LAST WOMAN STANDING, by Amy Gentry
THE JANES, by Louisa Luna - Maybe reading the sequel on the heels of the original was a bad idea. There's a slow-burn romance here, and now I can't bear the thought of sitting through another whole mystery to find out if these two sleep together. Damn you, isolation-brain. (See also - GODS OF JADE AND SHADOW.)
TWO GIRLS DOWN, by Louisa Luna - It f eels so good to read a book you can't put down even when there's a global health crisis and you don't have time to be reading (some of us have less time now, not more). It's a long book, full of twists and details that tested my tortured attention span, but I persevered because I had to. It's not an unusual story. A kidnapping in a hard-luck town, an enigmatic PI with hidden scars, a disgraced cop. All things that crime fiction snobs sneer at on Twitter because they are tropes, clichés. This book is a shining example of my best-loved writing belief: execution is king. You can do anything - old, new, original, cliché - as long as you do it well. This book delivers-plus on everything it attempts, and the result is a strange, intense thriller in which ordinary elements are skillfully manipulated into wonder and terror.
GODS OF JADE AND SHADOW, by Sylvia Moreno-Garcia - Wish I'd read this book before my brain turned into a pile of sensory-seeking mush, so I could appreciate its rich history and myth instead of just thinking is this girl gonna fuck this death god, or what?
UNTAMED SHORE, by Sylvia Moreno-Garcia
YOUR HOUSE WILL PAY, by Steph Cha

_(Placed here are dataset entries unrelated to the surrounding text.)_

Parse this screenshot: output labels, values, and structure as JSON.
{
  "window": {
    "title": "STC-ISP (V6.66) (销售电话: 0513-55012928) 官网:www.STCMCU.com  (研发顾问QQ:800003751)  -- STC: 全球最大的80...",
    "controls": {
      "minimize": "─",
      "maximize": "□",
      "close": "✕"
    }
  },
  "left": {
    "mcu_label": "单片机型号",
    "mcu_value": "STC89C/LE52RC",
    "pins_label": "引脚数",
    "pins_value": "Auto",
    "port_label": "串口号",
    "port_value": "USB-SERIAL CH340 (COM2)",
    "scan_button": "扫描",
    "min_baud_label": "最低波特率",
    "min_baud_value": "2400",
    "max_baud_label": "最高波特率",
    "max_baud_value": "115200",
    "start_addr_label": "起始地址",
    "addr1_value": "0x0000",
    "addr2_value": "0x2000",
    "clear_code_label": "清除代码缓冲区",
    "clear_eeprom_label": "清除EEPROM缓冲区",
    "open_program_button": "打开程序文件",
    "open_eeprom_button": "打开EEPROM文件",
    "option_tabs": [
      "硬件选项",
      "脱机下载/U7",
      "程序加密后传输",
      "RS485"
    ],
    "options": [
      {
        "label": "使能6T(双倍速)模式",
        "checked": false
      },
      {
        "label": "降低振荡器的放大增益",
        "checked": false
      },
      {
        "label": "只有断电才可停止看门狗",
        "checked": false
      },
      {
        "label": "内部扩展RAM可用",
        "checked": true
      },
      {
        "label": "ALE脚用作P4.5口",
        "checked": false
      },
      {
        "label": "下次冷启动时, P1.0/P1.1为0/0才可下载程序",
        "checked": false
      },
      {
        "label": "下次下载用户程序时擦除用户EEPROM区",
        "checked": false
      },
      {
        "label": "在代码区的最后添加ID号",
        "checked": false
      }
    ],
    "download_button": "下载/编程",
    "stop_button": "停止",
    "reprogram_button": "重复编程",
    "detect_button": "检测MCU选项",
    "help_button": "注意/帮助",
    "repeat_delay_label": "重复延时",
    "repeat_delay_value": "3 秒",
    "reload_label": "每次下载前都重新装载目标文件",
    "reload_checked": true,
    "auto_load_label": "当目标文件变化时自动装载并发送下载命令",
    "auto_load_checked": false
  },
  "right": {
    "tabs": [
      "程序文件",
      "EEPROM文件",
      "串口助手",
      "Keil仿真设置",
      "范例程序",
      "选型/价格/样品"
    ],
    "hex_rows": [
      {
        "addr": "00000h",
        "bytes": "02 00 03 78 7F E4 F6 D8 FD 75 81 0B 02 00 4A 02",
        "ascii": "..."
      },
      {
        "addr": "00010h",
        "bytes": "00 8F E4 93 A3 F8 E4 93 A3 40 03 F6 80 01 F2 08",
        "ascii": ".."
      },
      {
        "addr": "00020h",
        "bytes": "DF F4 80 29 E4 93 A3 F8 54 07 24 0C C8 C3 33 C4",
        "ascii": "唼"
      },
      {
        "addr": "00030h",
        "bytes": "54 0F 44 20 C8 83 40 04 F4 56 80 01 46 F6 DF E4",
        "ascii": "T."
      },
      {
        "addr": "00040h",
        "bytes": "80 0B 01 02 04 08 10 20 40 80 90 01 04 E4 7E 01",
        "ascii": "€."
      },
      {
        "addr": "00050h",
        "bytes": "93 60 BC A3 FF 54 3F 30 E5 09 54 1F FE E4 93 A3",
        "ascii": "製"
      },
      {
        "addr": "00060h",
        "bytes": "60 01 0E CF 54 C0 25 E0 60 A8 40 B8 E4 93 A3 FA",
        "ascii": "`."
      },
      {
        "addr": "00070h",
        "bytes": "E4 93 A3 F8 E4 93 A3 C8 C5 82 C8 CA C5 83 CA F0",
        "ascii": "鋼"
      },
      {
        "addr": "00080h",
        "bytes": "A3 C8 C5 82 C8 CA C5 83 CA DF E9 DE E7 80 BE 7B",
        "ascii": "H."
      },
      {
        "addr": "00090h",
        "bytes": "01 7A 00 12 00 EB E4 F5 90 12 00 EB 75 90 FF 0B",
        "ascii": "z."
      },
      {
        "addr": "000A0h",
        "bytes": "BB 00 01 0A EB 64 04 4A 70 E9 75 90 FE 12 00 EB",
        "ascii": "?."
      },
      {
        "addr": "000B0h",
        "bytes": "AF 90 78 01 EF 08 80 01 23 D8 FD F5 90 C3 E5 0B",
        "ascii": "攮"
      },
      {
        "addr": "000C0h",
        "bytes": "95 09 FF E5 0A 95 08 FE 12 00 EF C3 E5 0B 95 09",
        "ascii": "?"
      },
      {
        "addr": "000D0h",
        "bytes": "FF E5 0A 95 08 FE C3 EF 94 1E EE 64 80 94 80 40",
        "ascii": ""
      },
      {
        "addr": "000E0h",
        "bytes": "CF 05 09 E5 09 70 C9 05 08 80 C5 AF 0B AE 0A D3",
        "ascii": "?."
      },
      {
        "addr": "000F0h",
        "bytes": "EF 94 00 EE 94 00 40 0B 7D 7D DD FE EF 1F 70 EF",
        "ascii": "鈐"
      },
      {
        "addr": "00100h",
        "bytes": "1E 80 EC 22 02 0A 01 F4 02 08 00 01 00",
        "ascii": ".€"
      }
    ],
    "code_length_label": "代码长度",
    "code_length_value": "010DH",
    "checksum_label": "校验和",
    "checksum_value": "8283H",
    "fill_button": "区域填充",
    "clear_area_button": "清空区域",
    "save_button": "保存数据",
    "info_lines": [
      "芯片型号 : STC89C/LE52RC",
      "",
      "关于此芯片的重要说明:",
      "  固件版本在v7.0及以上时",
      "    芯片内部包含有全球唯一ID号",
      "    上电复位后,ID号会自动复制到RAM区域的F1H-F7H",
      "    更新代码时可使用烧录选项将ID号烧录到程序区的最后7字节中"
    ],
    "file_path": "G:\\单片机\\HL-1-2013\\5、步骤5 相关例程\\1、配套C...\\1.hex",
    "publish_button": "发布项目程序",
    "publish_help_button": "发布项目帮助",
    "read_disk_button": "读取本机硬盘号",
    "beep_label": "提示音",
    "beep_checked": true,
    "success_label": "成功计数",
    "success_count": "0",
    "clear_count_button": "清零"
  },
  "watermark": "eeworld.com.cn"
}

THE NIGHT CIRCUS, by Erin Morgenstern - I finished this book, turned to page 1 and started reading again, which is what I do with books that can teach me something about writing, but are too engrossing to read slowly and with a technical eye the first time through. Books get called "magical" all the time, whether or not they are actually about magic. The true magic of this book is how simply its written, despite its fanciful subject matter; how much the author accomplishes with how little. It's a visual, sensual book, and yet the writing is not flowery-floofy. It's simple, clear, precise. When the author means wet, she says wet. When she means red, she says red, not carmine, crimson, or vermillion. It's this simplicity that gives the book its power, its magic, its ability to attach itself to your mind. And it's very much a book ABOUT this process of losing yourself in a dream both public and private. This is a book about art.